Earlier this month, we ran across this tweet from Stephanie Fischer (@SDFatPhRMA):
Though the comment may be referring mostly to prohibitive eligibility criteria found in some trial designs, there are many additional factors that make trials “hard to get into,” according to feedback from patients. Inconvenient locations, overly-demanding reporting requirements, and too-frequent lab test appointments are just are few. As technologies that allow data collection and at-home lab tests improve and become more widespread, the rise of online clinical trials may provide more opportunities for researchers to conduct more inclusive studies, and to help patients overcome some of these common barriers to participation.
This work, “Open Health” is a deriviative of “Open Health: stethoscope” by Maria Boehling for opensource.com, used under CC-BY-2.0.
Last week, our friends at PACE Network USA were kind enough to invite me to write a guest blog for their site about open data initiatives and their potential impact on clinical trials. In the post, we mention OpenFDA as an example of the kinds of open data that could be a boon for health-related app developers and patients alike:
Simply put, open data initiatives like openFDA create new opportunities for collaboration, discovery and insight, and could greatly improve clinical trials by increasing researchers’ ability to learn from earlier studies and real-life occurrences. Projects like the American Society of Clinical Oncology’s CancerLinQ and Project Data Sphere (PDS) have already begun to change how oncologists share information with other oncologists. OpenFDA expands on these initiatives by allowing researchers from private companies and research institutions to easily access the wealth of information stored in the FDA’s archives. For patients, this can potentially accelerate access to lifesaving innovation. (from The FDA on Open Data)
Some developer teams have already taken on the task of developing web applications from the available FDA data. Social Health Insights, for example, created what is believed to be the first app based on OpenFDA data within hours of its release.
The NIH’s National Heart, Lung and Blood Institute (NHLBI), with help from WisdomTools and the New England Research Institutes, has created a role playing video game (RPG) called The Paper Kingdom. The game was developed to help ease the fears of kids and their parents and to help them learn more about clinical trials before making a decision about whether to participate in one. You can download the game for Windows or Mac computers from the Children and Clinical Studies section of the NHLBI’s website.
The game starts out like a picture book; a few slides set the scene. You are sent to remind your brother to take his medicine, but you find that he’s not in his room. Suddenly, you are transported into a book titled, The Paper Kingdom, that you find laying on your brother’s floor. His fears about joining a clinical trial have come to life within the book. You must rescue him from them by educating him about clinical trials.
MEDRETE in the Bac Ninh Province of Vietnam by The U.S. Army is licensed under CC-BY-2.0
In our conversations with patients, a theme that emerges again and again is the need for more access to information.
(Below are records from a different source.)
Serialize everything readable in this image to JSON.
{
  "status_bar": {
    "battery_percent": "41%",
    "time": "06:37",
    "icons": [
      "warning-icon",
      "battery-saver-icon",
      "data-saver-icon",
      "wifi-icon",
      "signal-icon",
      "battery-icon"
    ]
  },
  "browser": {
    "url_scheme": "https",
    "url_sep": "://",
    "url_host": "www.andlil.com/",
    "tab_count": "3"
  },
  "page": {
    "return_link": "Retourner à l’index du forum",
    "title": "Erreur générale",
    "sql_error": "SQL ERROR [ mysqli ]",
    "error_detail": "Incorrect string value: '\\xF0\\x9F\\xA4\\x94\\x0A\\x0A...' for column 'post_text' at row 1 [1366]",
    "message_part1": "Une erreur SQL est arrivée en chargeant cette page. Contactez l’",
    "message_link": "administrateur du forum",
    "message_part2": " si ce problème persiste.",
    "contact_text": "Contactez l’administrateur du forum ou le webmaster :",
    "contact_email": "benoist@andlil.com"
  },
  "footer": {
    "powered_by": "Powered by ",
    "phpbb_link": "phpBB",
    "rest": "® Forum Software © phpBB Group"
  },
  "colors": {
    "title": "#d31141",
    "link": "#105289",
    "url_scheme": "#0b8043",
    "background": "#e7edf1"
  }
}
People often say they often feel they are left in the dark due to either the deliberate withholding of information, or through unintentional muddying of information through poorly designed forms or websites or through poor communication. All of these make it difficult for them to make informed decisions about their healthcare.
Also, while patients do want and need access to personal data, like their health records and test results, oftentimes it’s simple, logistical information that could make the biggest immediate impact in their day-to-day lives. Driving directions, parking information, what to expect during an appointment, contact information for a specific person you can talk to if you have questions about your appointment before or after—all of these seemingly basic bits of information can be hard for patients to come by without having to search several different websites, make a few phone calls, and spend a lot of their own personal time arranging their visit. And, for those who also trying to manage the symptoms of a chronic illness, jumping through all of these hoops can be especially frustrating.
Our particular focus is on how to give better access to information about clinical trials through technology. Fortunately, it seems that more Health Technology experts are looking for ways they can tackle these issues. There are many good examples within the broader healthcare realm that may help to generate more ideas for developing patient-centered technological resources for clinical trial seekers and participants. One example we were alerted to recently, is a website called UberDok, by eWiz Technology. The site is currently in the Beta testing phase.